in certain health benefit plans.

Members discussed various school health-related bills addressing immunizations, sex ed, SHAC
membership, recommendations and minutes, recess, contraceptives. See attached handout for
legislative tracking.

Board Report: Julie Cowan. To see the bills that AISD is tracking go to AISD website. Julie reported that
AISD supports the house bill funding for public education, which is willing to use money from the rainy
day fund.

District Reports:
PE and Health: AISD submitted a 4 million dollar proposal to the Governor’s Office (VOCA-Victims of
Crime Assistance) to expand mental health services to elementary schools in 3 vertical teams for
children exposed to violence. The proposal was not recommended by the committee but is going
forward to the Governor’s Office.
Advancing School Mental Health Conference-Tracy submitted a proposal and was accepted to present
on advancing the ecological model of care in schools. Hogg Foundation thanked the District for its
progress in partnering to provide mental health services on campuses.

Employee Wellness: Telemedicine –increased employee participation saving the district $21,000. The
Big Pink Seton Bus provided preventative screenings for staff. The Mayor of Austin is promoting Million
Mile Month—encouraging people to increase physical activity. Encourage youth and adults to
participate.

Nutrition and Food Service: Ryan Cengel reported that we served around 81,000 meals in March almost
2 thousand more than last year. We have 71 campuses with salad bars and the remaining 9 elementary
schools will have salad bars by the end of this month. We started serving from a new food truck on the
high school campuses. We will be starting a Chopped Competition at Burnet and Lamar middle schools.

Committee Reports:
SEB: Hugh Simmons is reaching out to Manor, Hays, and Eanes and will be following up with Pflugerville
and Del Valle. This subcommittee is convening SHACS from local districts to craft joint messaging on
student supports. The second SEB subcommittee is working on a youth-led session at the AISD SEL
symposium in June. Members are meeting tonight with Youth Launch.

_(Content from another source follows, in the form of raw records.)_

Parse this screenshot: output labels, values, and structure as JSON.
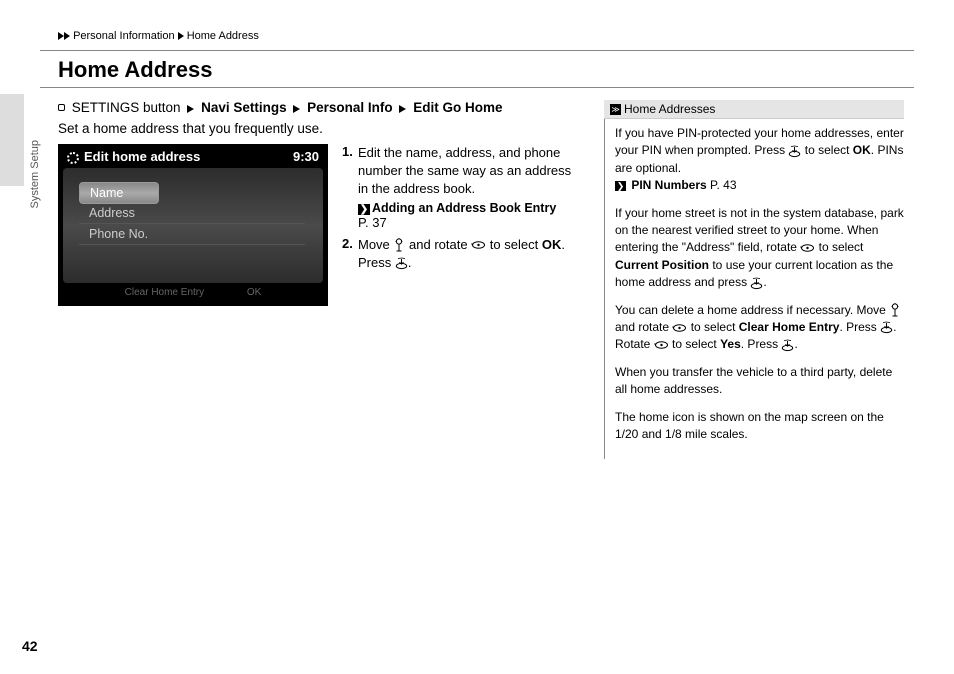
{
  "breadcrumb": {
    "item1": "Personal Information",
    "item2": "Home Address"
  },
  "title": "Home Address",
  "side_tab": "System Setup",
  "navpath": {
    "prefix": "SETTINGS button",
    "seg1": "Navi Settings",
    "seg2": "Personal Info",
    "seg3": "Edit Go Home"
  },
  "intro": "Set a home address that you frequently use.",
  "screenshot": {
    "header": "Edit home address",
    "clock": "9:30",
    "row1": "Name",
    "row2": "Address",
    "row3": "Phone No.",
    "footer_left": "Clear Home Entry",
    "footer_right": "OK"
  },
  "steps": {
    "s1": "Edit the name, address, and phone number the same way as an address in the address book.",
    "s1_link": "Adding an Address Book Entry",
    "s1_page": "P. 37",
    "s2a": "Move ",
    "s2b": " and rotate ",
    "s2c": " to select ",
    "s2d": "OK",
    "s2e": ". Press ",
    "s2f": "."
  },
  "sidebar": {
    "head": "Home Addresses",
    "p1a": "If you have PIN-protected your home addresses, enter your PIN when prompted. Press ",
    "p1b": " to select ",
    "p1c": "OK",
    "p1d": ". PINs are optional.",
    "p1_link": "PIN Numbers",
    "p1_page": " P. 43",
    "p2a": "If your home street is not in the system database, park on the nearest verified street to your home. When entering the \"Address\" field, rotate ",
    "p2b": " to select ",
    "p2c": "Current Position",
    "p2d": " to use your current location as the home address and press ",
    "p2e": ".",
    "p3a": "You can delete a home address if necessary. Move ",
    "p3b": " and rotate ",
    "p3c": " to select ",
    "p3d": "Clear Home Entry",
    "p3e": ". Press ",
    "p3f": ". Rotate ",
    "p3g": " to select ",
    "p3h": "Yes",
    "p3i": ". Press ",
    "p3j": ".",
    "p4": "When you transfer the vehicle to a third party, delete all home addresses.",
    "p5": "The home icon is shown on the map screen on the 1/20 and 1/8 mile scales."
  },
  "page_number": "42"
}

Sex Ed.: Alda proposed changes to the language in district policy as follows: “In reference to EHAA
(Local) Policy, AISD should delete “demonstrated nor” from the sentence “Contraceptive devices shall
not be demonstrated nor disseminated in District facilities.” The proposed text complies with TEC
28.004. Revision of EHAA (Local) Curriculum Parameters, last paragraph. Alda discussed the importance
for students to see actual contraceptive devices and how they are used effectively. All other
requirements would stay the same. This change would allow teachers to demonstrate condom use. The
new text is consistent with the state’s language. Teachers could access training from local organizations.
Julie asked the committee to ensure that parents are informed about any changes. Discussion was had
on the timeline of submitting the recommendation to district administrators and the Board for final
approval.

A motion was made, seconded and voted on to accept the committee’s recommendation as written.

Community Comments:
Dell Children’s 5K on Saturday!

Meeting was adjourned at 8:17 p.m.